**What is expected**
Filter the entries for the word "screenshot". Copy each line that has it.

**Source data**
+--

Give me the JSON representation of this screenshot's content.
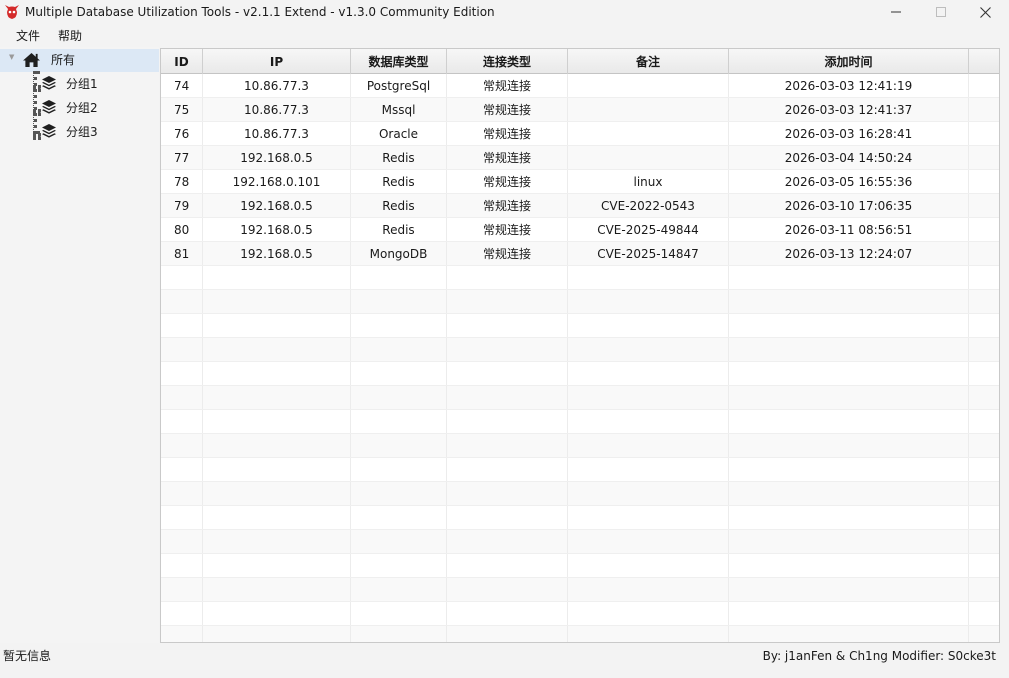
{
  "window": {
    "title": "Multiple Database Utilization Tools - v2.1.1 Extend - v1.3.0 Community Edition",
    "logo_icon": "red-devil-logo-icon",
    "controls": [
      "minimize-icon",
      "maximize-icon",
      "close-icon"
    ]
  },
  "menu": {
    "file": "文件",
    "help": "帮助"
  },
  "tree": {
    "root": {
      "label": "所有",
      "icon": "home-icon"
    },
    "groups": [
      {
        "label": "分组1",
        "icon": "layers-icon"
      },
      {
        "label": "分组2",
        "icon": "layers-icon"
      },
      {
        "label": "分组3",
        "icon": "layers-icon"
      }
    ]
  },
  "table": {
    "columns": [
      "ID",
      "IP",
      "数据库类型",
      "连接类型",
      "备注",
      "添加时间"
    ],
    "rows": [
      {
        "id": "74",
        "ip": "10.86.77.3",
        "db_type": "PostgreSql",
        "conn_type": "常规连接",
        "note": "",
        "added": "2026-03-03 12:41:19"
      },
      {
        "id": "75",
        "ip": "10.86.77.3",
        "db_type": "Mssql",
        "conn_type": "常规连接",
        "note": "",
        "added": "2026-03-03 12:41:37"
      },
      {
        "id": "76",
        "ip": "10.86.77.3",
        "db_type": "Oracle",
        "conn_type": "常规连接",
        "note": "",
        "added": "2026-03-03 16:28:41"
      },
      {
        "id": "77",
        "ip": "192.168.0.5",
        "db_type": "Redis",
        "conn_type": "常规连接",
        "note": "",
        "added": "2026-03-04 14:50:24"
      },
      {
        "id": "78",
        "ip": "192.168.0.101",
        "db_type": "Redis",
        "conn_type": "常规连接",
        "note": "linux",
        "added": "2026-03-05 16:55:36"
      },
      {
        "id": "79",
        "ip": "192.168.0.5",
        "db_type": "Redis",
        "conn_type": "常规连接",
        "note": "CVE-2022-0543",
        "added": "2026-03-10 17:06:35"
      },
      {
        "id": "80",
        "ip": "192.168.0.5",
        "db_type": "Redis",
        "conn_type": "常规连接",
        "note": "CVE-2025-49844",
        "added": "2026-03-11 08:56:51"
      },
      {
        "id": "81",
        "ip": "192.168.0.5",
        "db_type": "MongoDB",
        "conn_type": "常规连接",
        "note": "CVE-2025-14847",
        "added": "2026-03-13 12:24:07"
      }
    ]
  },
  "status": {
    "left": "暂无信息",
    "right": "By: j1anFen & Ch1ng Modifier: S0cke3t"
  },
  "colors": {
    "selected_tree_row": "#dce8f5",
    "logo_red": "#d42a2a"
  }
}
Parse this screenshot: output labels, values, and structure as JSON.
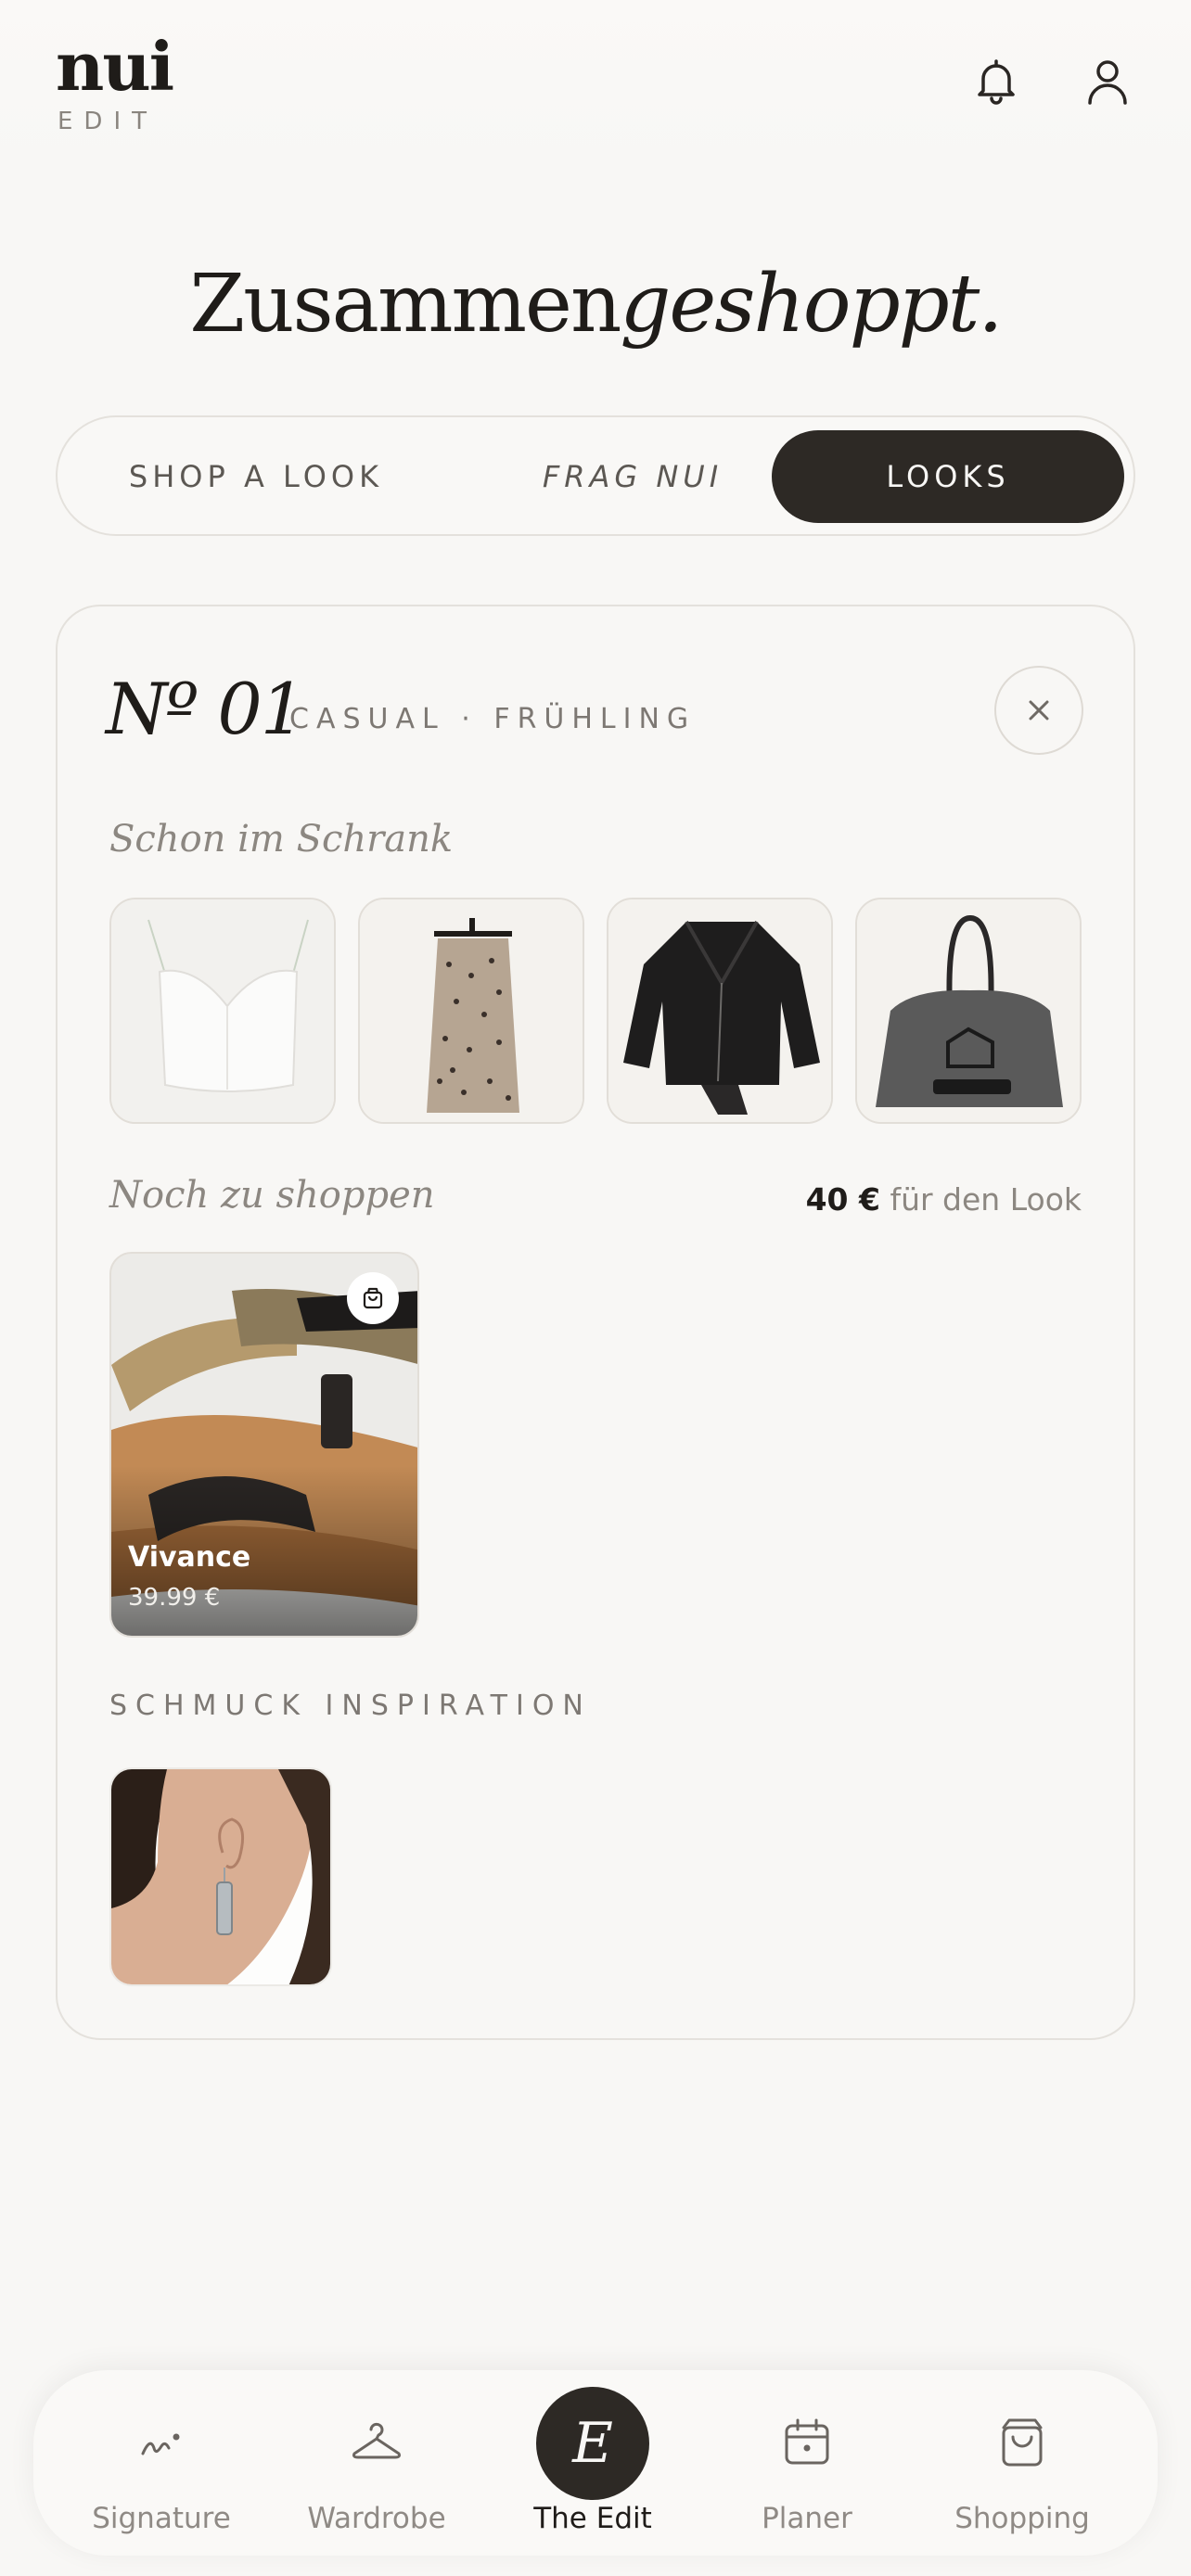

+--

**Solution to this problem**
Give me the JSON representation of this screenshot's content.
Parse this screenshot: output labels, values, and structure as JSON.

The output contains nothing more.